Vladimir Kresin graduated from Moscow University. Later he studied with the Landau School of Theoretical Physics. He received his PhD and Doctor of Sci. degrees performing studies in the area of superconductivity. He was a Professor of Theoretical Physics at Moscow Pedagogical University. Since 1980 - Principal Investigator at the Law...
Title:Superconducting State: Mechanisms and PropertiesFormat:HardcoverDimensions:288 pagesPublished:January 12, 2014Publisher:Oxford University PressLanguage:English

The following ISBNs are associated with this title:

ISBN - 10:0199652554

ISBN - 13:9780199652556


Table of Contents

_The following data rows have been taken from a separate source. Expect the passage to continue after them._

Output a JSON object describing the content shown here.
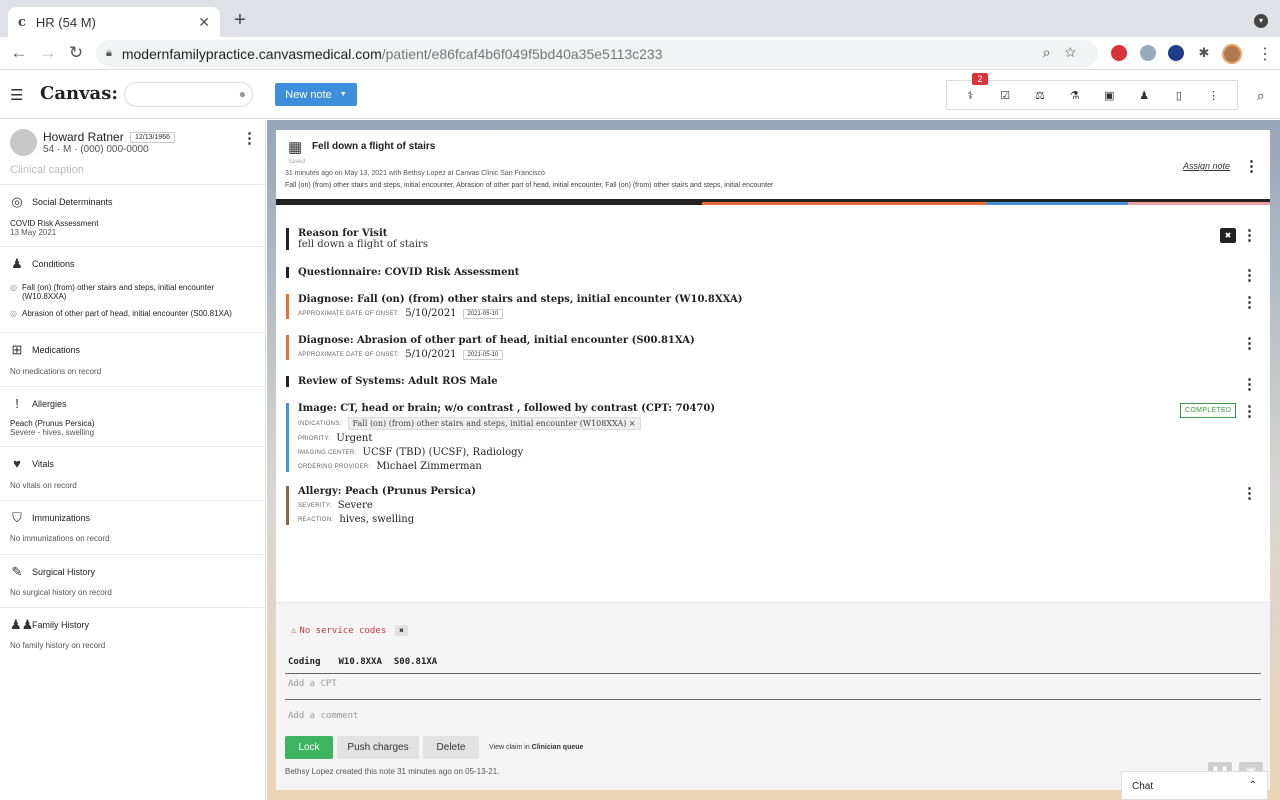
{
  "browser": {
    "tab_title": "HR (54 M)",
    "tab_favicon": "c",
    "url_host": "modernfamilypractice.canvasmedical.com",
    "url_path": "/patient/e86fcaf4b6f049f5bd40a35e5113c233"
  },
  "app": {
    "logo": "Canvas:",
    "new_note_label": "New note",
    "notification_count": "2"
  },
  "patient": {
    "name": "Howard Ratner",
    "dob": "12/13/1966",
    "demographics": "54 · M · (000) 000-0000",
    "caption_placeholder": "Clinical caption"
  },
  "sidebar": {
    "social_determinants": {
      "title": "Social Determinants",
      "line1": "COVID Risk Assessment",
      "line2": "13 May 2021"
    },
    "conditions": {
      "title": "Conditions",
      "items": [
        "Fall (on) (from) other stairs and steps, initial encounter (W10.8XXA)",
        "Abrasion of other part of head, initial encounter (S00.81XA)"
      ]
    },
    "medications": {
      "title": "Medications",
      "line1": "No medications on record"
    },
    "allergies": {
      "title": "Allergies",
      "line1": "Peach (Prunus Persica)",
      "line2": "Severe - hives, swelling"
    },
    "vitals": {
      "title": "Vitals",
      "line1": "No vitals on record"
    },
    "immunizations": {
      "title": "Immunizations",
      "line1": "No immunizations on record"
    },
    "surgical_history": {
      "title": "Surgical History",
      "line1": "No surgical history on record"
    },
    "family_history": {
      "title": "Family History",
      "line1": "No family history on record"
    }
  },
  "note": {
    "title": "Fell down a flight of stairs",
    "saved": "Saved",
    "meta": "31 minutes ago on May 13, 2021 with Bethsy Lopez at Canvas Clinic San Francisco",
    "diagnoses_summary": "Fall (on) (from) other stairs and steps, initial encounter, Abrasion of other part of head, initial encounter, Fall (on) (from) other stairs and steps, initial encounter",
    "assign_label": "Assign note",
    "reason": {
      "heading": "Reason for Visit",
      "text": "fell down a flight of stairs"
    },
    "questionnaire": "Questionnaire: COVID Risk Assessment",
    "diagnose1": {
      "heading": "Diagnose: Fall (on) (from) other stairs and steps, initial encounter  (W10.8XXA)",
      "onset_label": "APPROXIMATE DATE OF ONSET:",
      "onset": "5/10/2021",
      "chip": "2021-05-10"
    },
    "diagnose2": {
      "heading": "Diagnose: Abrasion of other part of head, initial encounter  (S00.81XA)",
      "onset_label": "APPROXIMATE DATE OF ONSET:",
      "onset": "5/10/2021",
      "chip": "2021-05-10"
    },
    "ros": "Review of Systems: Adult ROS Male",
    "image": {
      "heading": "Image: CT, head or brain; w/o contrast , followed by contrast (CPT: 70470)",
      "status": "COMPLETED",
      "indications_label": "INDICATIONS:",
      "indication": "Fall (on) (from) other stairs and steps, initial encounter (W108XXA)  ×",
      "priority_label": "PRIORITY:",
      "priority": "Urgent",
      "center_label": "IMAGING CENTER:",
      "center": "UCSF (TBD) (UCSF), Radiology",
      "provider_label": "ORDERING PROVIDER:",
      "provider": "Michael Zimmerman"
    },
    "allergy": {
      "heading": "Allergy: Peach (Prunus Persica)",
      "severity_label": "SEVERITY:",
      "severity": "Severe",
      "reaction_label": "REACTION:",
      "reaction": "hives, swelling"
    }
  },
  "billing": {
    "no_service_codes": "No service codes",
    "coding_label": "Coding",
    "codes": [
      "W10.8XXA",
      "S00.81XA"
    ],
    "cpt_placeholder": "Add a CPT",
    "comment_placeholder": "Add a comment",
    "lock_label": "Lock",
    "push_label": "Push charges",
    "delete_label": "Delete",
    "view_claim_prefix": "View claim in ",
    "view_claim_queue": "Clinician queue",
    "created_text": "Bethsy Lopez created this note 31 minutes ago on 05-13-21."
  },
  "chat": {
    "label": "Chat"
  },
  "colors": {
    "accent": "#3d8edb",
    "lock": "#3db460",
    "alert": "#c43c3c",
    "completed": "#3a9a4a"
  }
}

1. Historical perspective2. Electronic states, phonons and electron-phonon interaction3. Phonon mechanism4. Electronic mechanisms5. Magnetic mechanism6. Experimental characterization methods7. Multigap superconductivity8. Induced superconductivity: proximity effect9. Isotope effect10. Cuprate superconductors11. Inhomogeneous superconductivity and the "pseudogap" state of novel superconductors12. Manganites13. Novel superconducting systems14. Organic superconductivity15. Pairing in nanoclusters: nano-based superconducting tunneling networks